Your company is never too small to make money from international markets. If you’re developing applications that are downloadable from the Web (and who isn’t these days?), then you already have a worldwide distribution channel, whether or not you’re ready to support it. Here are five guidelines to follow when organizing your development team to build world-aware products:

1. Engage product managers and designers in the localization process. To create shared ownership for global customer satisfaction across your organization, set up a roundtable or an advisory group. Meet on a regular basis to focus on building the required infrastructure and processes to enable product management, design, development, and localizers (the people who adapt, translate, and test software for international markets) to function as a well-oiled machine.

2. Integrate localization into your source-control and build systems. Sit down with your localization team (which can mean a third-party translation company, along with internal project managers) and sketch out a plan to integrate localized products into your source-control build processes. The greater your urge to push back, the more this discussion needs to happen. The solutions you devise will help various teams work together toward common goals as part of a unified development process that integrates international requirements into your products from Day 1.

3. Treat your original language as just another language. Software product design and development at most companies is biased toward a single-language product deliverable process. The fact that product deliverables (software, help, documentation, Web content and so on) are “handed off” from your team to the localization team means that localized versions are viewed as add-ons rather than the important revenue generators they really are.

To solve this problem, treat your source language as if it could be replaced with any language. This forces you to update your development and release processes to be globally focused, rather than elevating the needs of the domestic market above all others. For example, do your localizers have as much context as you do when translating a new user interface function? If the answer is “no,” consider how to foster a localization environment within your product to fix this problem.

4. Use agile to make your process more nimble on a global scale. Teams that implement some flavor of agile development methodology often find that it is much more efficient for application developers themselves to validate that their code is properly internationalized, rather than handing it off to the localization team. The good news is that this validation process is not nearly as painful as it used to be. There are now automated tools available, along with recognized best practices such as pseudo-localization testing (look here and here for more information).

5. Implement globalization guidelines. Your localization team and language service providers will jump at the chance to work with you to create guidelines and best practices for developers to follow in future projects. Engage them to educate newly hired developers and acquired teams to prevent reinventing the wheel with every localization project.

To mature into a globalized company, you must move beyond “handing off” your code to localizers. At some point, all players—including the original product and user experience designers—must join together to figure out how to work the most efficiently. Your international customers, who may eventually generate significant portions of your revenue, are depending on you.
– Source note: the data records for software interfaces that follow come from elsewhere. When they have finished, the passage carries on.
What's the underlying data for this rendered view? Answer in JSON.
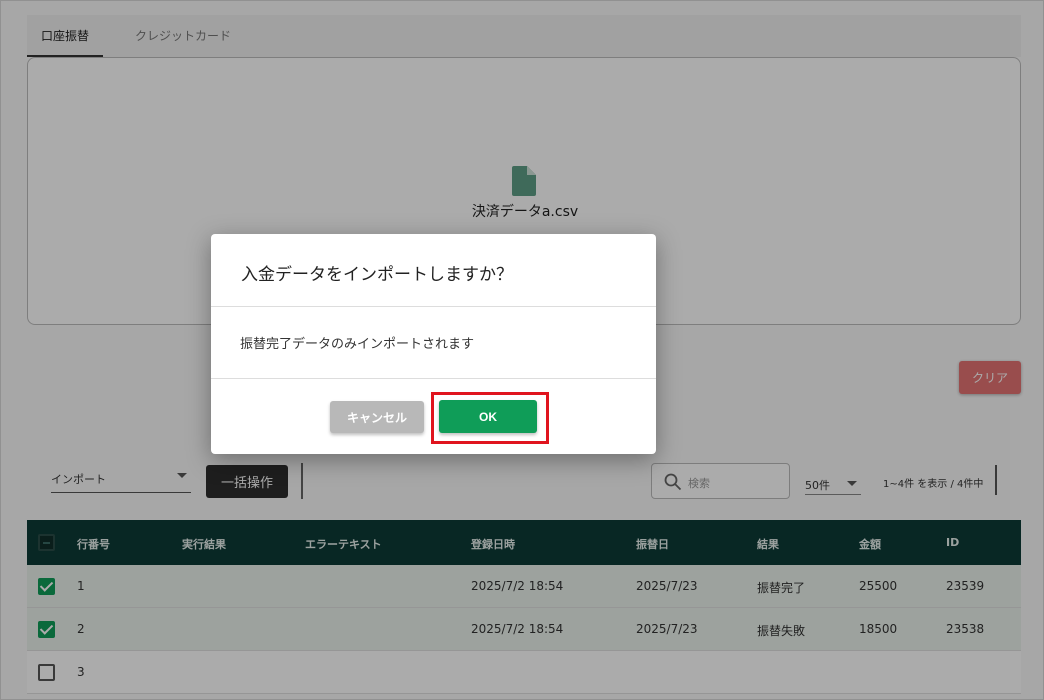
{
  "tabs": [
    {
      "label": "口座振替"
    },
    {
      "label": "クレジットカード"
    }
  ],
  "dropzone": {
    "file_name": "決済データa.csv",
    "file_icon": "file-icon"
  },
  "clear_button": "クリア",
  "toolbar": {
    "import_select": "インポート",
    "bulk_button": "一括操作",
    "search_placeholder": "検索",
    "per_page": "50件",
    "range_text": "1~4件 を表示 / 4件中"
  },
  "table": {
    "headers": [
      "行番号",
      "実行結果",
      "エラーテキスト",
      "登録日時",
      "振替日",
      "結果",
      "金額",
      "ID"
    ],
    "rows": [
      {
        "checked": true,
        "no": "1",
        "result": "",
        "error": "",
        "registered": "2025/7/2 18:54",
        "transfer_date": "2025/7/23",
        "status": "振替完了",
        "amount": "25500",
        "id": "23539"
      },
      {
        "checked": true,
        "no": "2",
        "result": "",
        "error": "",
        "registered": "2025/7/2 18:54",
        "transfer_date": "2025/7/23",
        "status": "振替失敗",
        "amount": "18500",
        "id": "23538"
      },
      {
        "checked": false,
        "no": "3",
        "result": "",
        "error": "",
        "registered": "",
        "transfer_date": "",
        "status": "",
        "amount": "",
        "id": ""
      }
    ]
  },
  "dialog": {
    "title": "入金データをインポートしますか？",
    "body": "振替完了データのみインポートされます",
    "cancel_label": "キャンセル",
    "ok_label": "OK"
  },
  "colors": {
    "accent": "#0f9d58",
    "table_header": "#0d3b36",
    "clear": "#e57373",
    "highlight": "#e0141e"
  }
}
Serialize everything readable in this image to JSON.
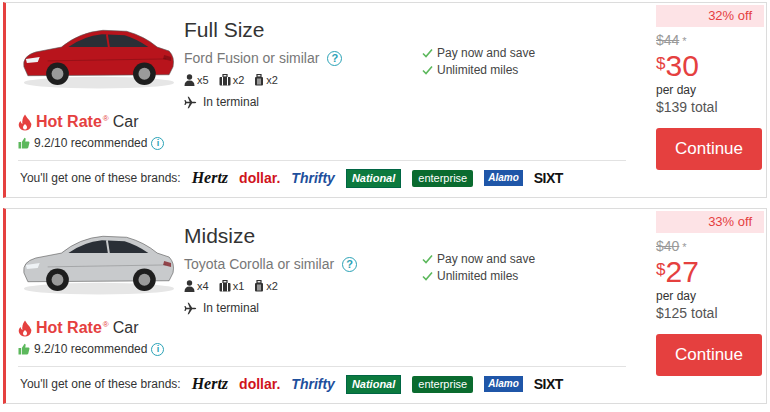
{
  "cars": [
    {
      "image_color": "#b8141c",
      "badge": "Hot Rate",
      "badge_mark": "®",
      "badge_suffix": "Car",
      "rating": "9.2/10 recommended",
      "rating_info": "i",
      "category": "Full Size",
      "model": "Ford Fusion or similar",
      "model_info": "?",
      "passengers": "x5",
      "bags_large": "x2",
      "bags_small": "x2",
      "location": "In terminal",
      "features": [
        "Pay now and save",
        "Unlimited miles"
      ],
      "discount": "32% off",
      "old_price": "$44",
      "old_price_mark": "*",
      "currency": "$",
      "price": "30",
      "price_unit": "per day",
      "total": "$139 total",
      "button": "Continue",
      "brands_label": "You'll get one of these brands:",
      "brands": [
        {
          "name": "Hertz",
          "kind": "hertz"
        },
        {
          "name": "dollar.",
          "kind": "dollar"
        },
        {
          "name": "Thrifty",
          "kind": "thrifty"
        },
        {
          "name": "National",
          "kind": "national"
        },
        {
          "name": "enterprise",
          "kind": "enterprise"
        },
        {
          "name": "Alamo",
          "kind": "alamo"
        },
        {
          "name": "SIXT",
          "kind": "sixt"
        }
      ]
    },
    {
      "image_color": "#c8cacc",
      "badge": "Hot Rate",
      "badge_mark": "®",
      "badge_suffix": "Car",
      "rating": "9.2/10 recommended",
      "rating_info": "i",
      "category": "Midsize",
      "model": "Toyota Corolla or similar",
      "model_info": "?",
      "passengers": "x4",
      "bags_large": "x1",
      "bags_small": "x2",
      "location": "In terminal",
      "features": [
        "Pay now and save",
        "Unlimited miles"
      ],
      "discount": "33% off",
      "old_price": "$40",
      "old_price_mark": "*",
      "currency": "$",
      "price": "27",
      "price_unit": "per day",
      "total": "$125 total",
      "button": "Continue",
      "brands_label": "You'll get one of these brands:",
      "brands": [
        {
          "name": "Hertz",
          "kind": "hertz"
        },
        {
          "name": "dollar.",
          "kind": "dollar"
        },
        {
          "name": "Thrifty",
          "kind": "thrifty"
        },
        {
          "name": "National",
          "kind": "national"
        },
        {
          "name": "enterprise",
          "kind": "enterprise"
        },
        {
          "name": "Alamo",
          "kind": "alamo"
        },
        {
          "name": "SIXT",
          "kind": "sixt"
        }
      ]
    }
  ]
}
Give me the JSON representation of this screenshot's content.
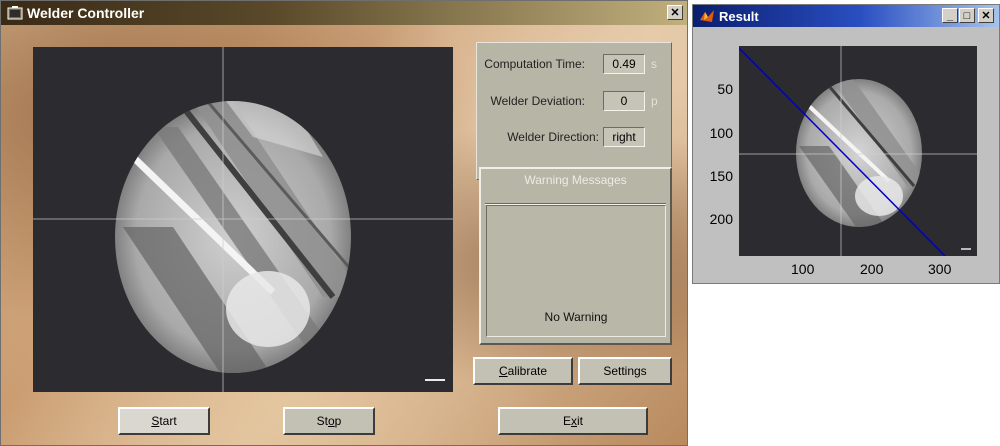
{
  "main_window": {
    "title": "Welder Controller",
    "close_glyph": "✕",
    "info": {
      "computation_time_label": "Computation Time:",
      "computation_time_value": "0.49",
      "computation_time_unit": "s",
      "welder_deviation_label": "Welder Deviation:",
      "welder_deviation_value": "0",
      "welder_deviation_unit": "p",
      "welder_direction_label": "Welder Direction:",
      "welder_direction_value": "right"
    },
    "warnings": {
      "title": "Warning Messages",
      "message": "No Warning"
    },
    "buttons": {
      "calibrate_mnemonic": "C",
      "calibrate_rest": "alibrate",
      "settings": "Settings",
      "start_mnemonic": "S",
      "start_rest": "tart",
      "stop_pre": "St",
      "stop_mnemonic": "o",
      "stop_rest": "p",
      "exit_pre": "E",
      "exit_mnemonic": "x",
      "exit_rest": "it"
    }
  },
  "result_window": {
    "title": "Result",
    "minimize_glyph": "_",
    "maximize_glyph": "□",
    "close_glyph": "✕",
    "y_ticks": [
      "50",
      "100",
      "150",
      "200"
    ],
    "x_ticks": [
      "100",
      "200",
      "300"
    ],
    "line_color": "#0000c8"
  },
  "colors": {
    "main_title_gradient_start": "#3a2a16",
    "result_title_gradient_start": "#0a1e6e",
    "panel": "#b7b5a6"
  }
}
(Additional resources from Common Sense Advisory: “The Application Developer’s Guide to Global Primetime.”)

Rebecca Ray is a senior consultant at Common Sense Advisory, a Massachusetts-based independent research company.